• **PROBLEM TO SOLVE**: Each line of the records below that holds "Approver" should be copied out.

(Element data from apps and pages)
((
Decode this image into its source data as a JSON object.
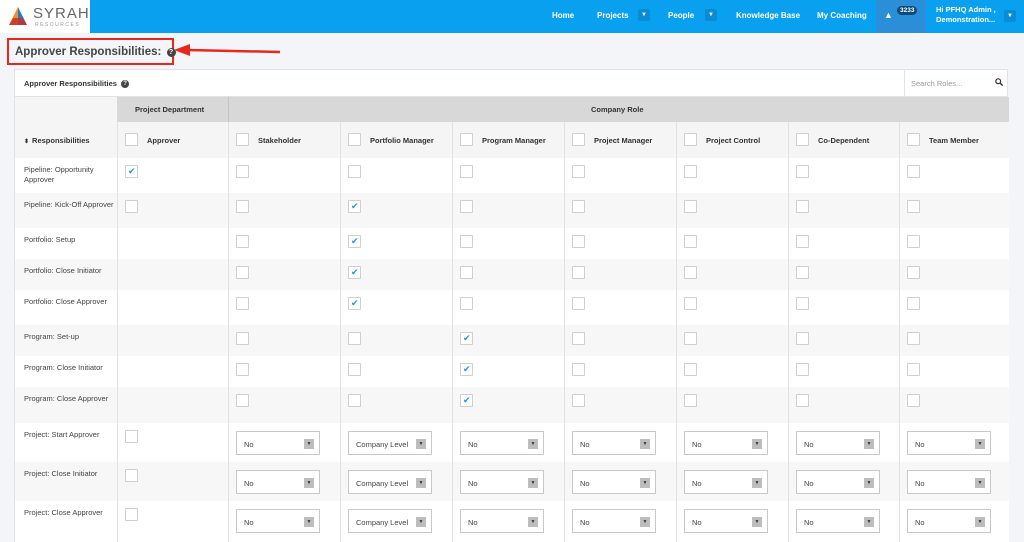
{
  "brand": {
    "name": "SYRAH",
    "sub": "RESOURCES"
  },
  "nav": {
    "home": "Home",
    "projects": "Projects",
    "people": "People",
    "knowledge_base": "Knowledge Base",
    "my_coaching": "My Coaching",
    "alert_count": "3233",
    "user_line1": "Hi PFHQ Admin ,",
    "user_line2": "Demonstration..."
  },
  "page": {
    "title": "Approver Responsibilities:"
  },
  "panel": {
    "title": "Approver Responsibilities",
    "search_placeholder": "Search Roles..."
  },
  "table": {
    "group_project_department": "Project Department",
    "group_company_role": "Company Role",
    "responsibilities_header": "Responsibilities",
    "columns": [
      "Approver",
      "Stakeholder",
      "Portfolio Manager",
      "Program Manager",
      "Project Manager",
      "Project Control",
      "Co-Dependent",
      "Team Member"
    ],
    "rows": [
      {
        "label": "Pipeline: Opportunity Approver",
        "type": "check",
        "dept": true,
        "roles": [
          false,
          false,
          false,
          false,
          false,
          false,
          false
        ]
      },
      {
        "label": "Pipeline: Kick-Off Approver",
        "type": "check",
        "dept": false,
        "roles": [
          false,
          true,
          false,
          false,
          false,
          false,
          false
        ]
      },
      {
        "label": "Portfolio: Setup",
        "type": "check",
        "dept": null,
        "roles": [
          false,
          true,
          false,
          false,
          false,
          false,
          false
        ]
      },
      {
        "label": "Portfolio: Close Initiator",
        "type": "check",
        "dept": null,
        "roles": [
          false,
          true,
          false,
          false,
          false,
          false,
          false
        ]
      },
      {
        "label": "Portfolio: Close Approver",
        "type": "check",
        "dept": null,
        "roles": [
          false,
          true,
          false,
          false,
          false,
          false,
          false
        ]
      },
      {
        "label": "Program: Set-up",
        "type": "check",
        "dept": null,
        "roles": [
          false,
          false,
          true,
          false,
          false,
          false,
          false
        ]
      },
      {
        "label": "Program: Close Initiator",
        "type": "check",
        "dept": null,
        "roles": [
          false,
          false,
          true,
          false,
          false,
          false,
          false
        ]
      },
      {
        "label": "Program: Close Approver",
        "type": "check",
        "dept": null,
        "roles": [
          false,
          false,
          true,
          false,
          false,
          false,
          false
        ]
      },
      {
        "label": "Project: Start Approver",
        "type": "select",
        "dept": false,
        "roles": [
          "No",
          "Company Level",
          "No",
          "No",
          "No",
          "No",
          "No"
        ]
      },
      {
        "label": "Project: Close Initiator",
        "type": "select",
        "dept": false,
        "roles": [
          "No",
          "Company Level",
          "No",
          "No",
          "No",
          "No",
          "No"
        ]
      },
      {
        "label": "Project: Close Approver",
        "type": "select",
        "dept": false,
        "roles": [
          "No",
          "Company Level",
          "No",
          "No",
          "No",
          "No",
          "No"
        ]
      }
    ]
  },
  "colors": {
    "nav_bg": "#0aa0f0",
    "check": "#1597e8",
    "highlight": "#e8281c"
  }
}
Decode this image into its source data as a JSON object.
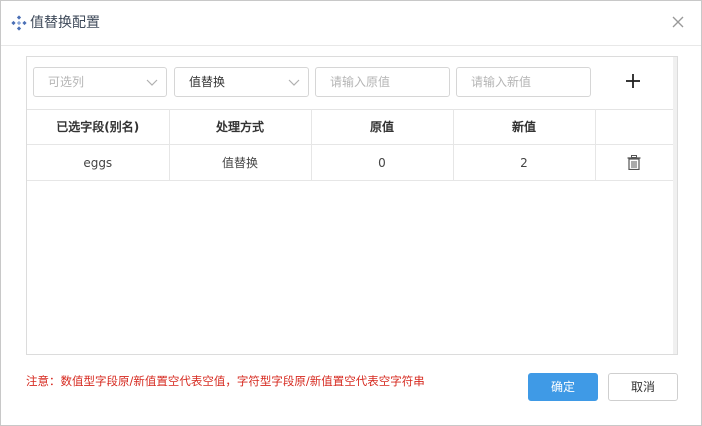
{
  "dialog": {
    "title": "值替换配置",
    "icon": "diamond-dots-icon",
    "close_icon": "close-icon"
  },
  "toolbar": {
    "field_select": {
      "placeholder": "可选列"
    },
    "method_select": {
      "value": "值替换"
    },
    "old_value_input": {
      "placeholder": "请输入原值"
    },
    "new_value_input": {
      "placeholder": "请输入新值"
    },
    "add_icon": "plus-icon"
  },
  "table": {
    "headers": [
      "已选字段(别名)",
      "处理方式",
      "原值",
      "新值",
      ""
    ],
    "rows": [
      {
        "field": "eggs",
        "method": "值替换",
        "old": "0",
        "new": "2",
        "action_icon": "trash-icon"
      }
    ]
  },
  "footer": {
    "note": "注意：数值型字段原/新值置空代表空值，字符型字段原/新值置空代表空字符串",
    "ok_label": "确定",
    "cancel_label": "取消"
  },
  "colors": {
    "primary": "#3f9ae6",
    "warning_text": "#d6291f",
    "title_text": "#3f4a5a"
  }
}
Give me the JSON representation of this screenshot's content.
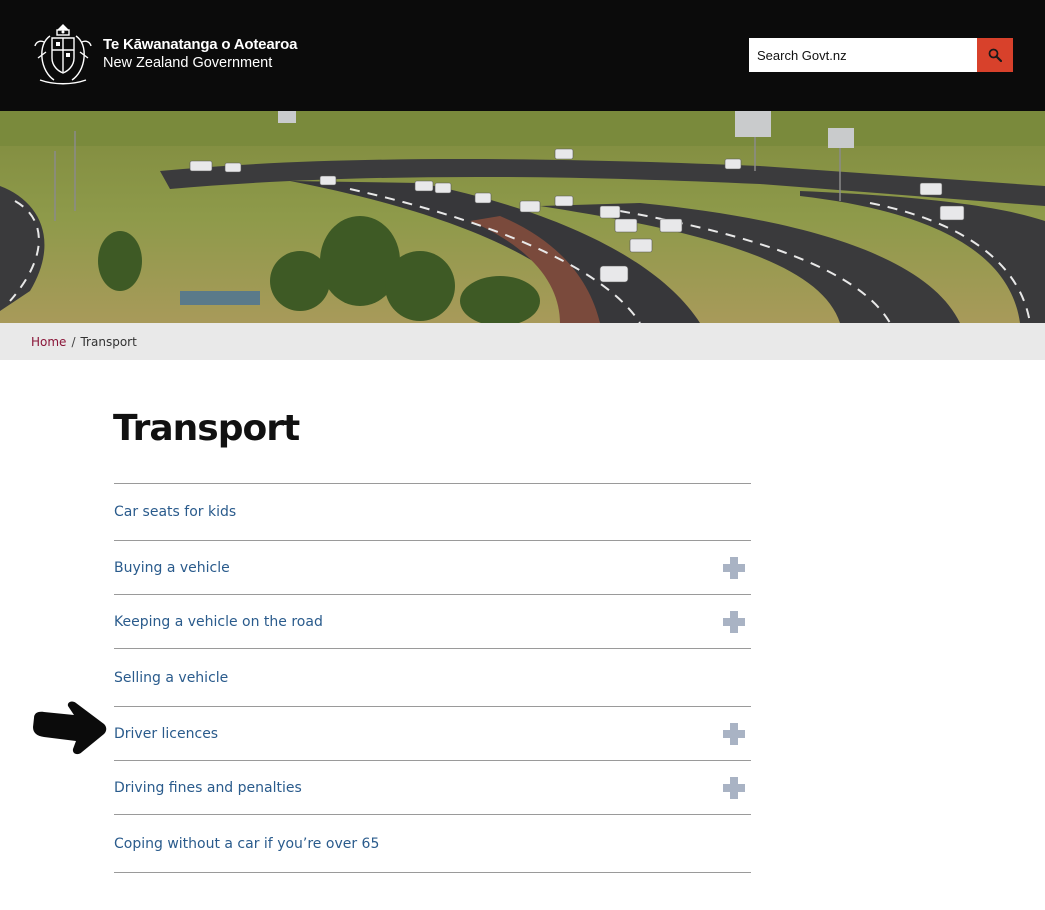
{
  "header": {
    "logo_line1": "Te Kāwanatanga o Aotearoa",
    "logo_line2": "New Zealand Government",
    "crest_icon": "nz-coat-of-arms-icon",
    "search": {
      "placeholder": "Search Govt.nz",
      "button_icon": "search-icon"
    },
    "colors": {
      "background": "#0b0b0b",
      "search_button": "#d8412b"
    }
  },
  "hero": {
    "icon": "motorway-photo"
  },
  "breadcrumb": {
    "home": "Home",
    "separator": "/",
    "current": "Transport"
  },
  "page": {
    "title": "Transport"
  },
  "topics": [
    {
      "label": "Car seats for kids",
      "expandable": false
    },
    {
      "label": "Buying a vehicle",
      "expandable": true
    },
    {
      "label": "Keeping a vehicle on the road",
      "expandable": true
    },
    {
      "label": "Selling a vehicle",
      "expandable": false
    },
    {
      "label": "Driver licences",
      "expandable": true
    },
    {
      "label": "Driving fines and penalties",
      "expandable": true
    },
    {
      "label": "Coping without a car if you’re over 65",
      "expandable": false
    }
  ],
  "annotation": {
    "icon": "pointing-arrow-icon"
  },
  "colors": {
    "link": "#2a5b8c",
    "breadcrumb_home": "#8a1538",
    "plus": "#a9b3c4"
  }
}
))
• **TASK SOLUTION**:
    "title": "Approver Responsibilities:"
    "title": "Approver Responsibilities",
      "Approver",
        "label": "Pipeline: Opportunity Approver",
        "label": "Pipeline: Kick-Off Approver",
        "label": "Portfolio: Close Approver",
        "label": "Program: Close Approver",
        "label": "Project: Start Approver",
        "label": "Project: Close Approver",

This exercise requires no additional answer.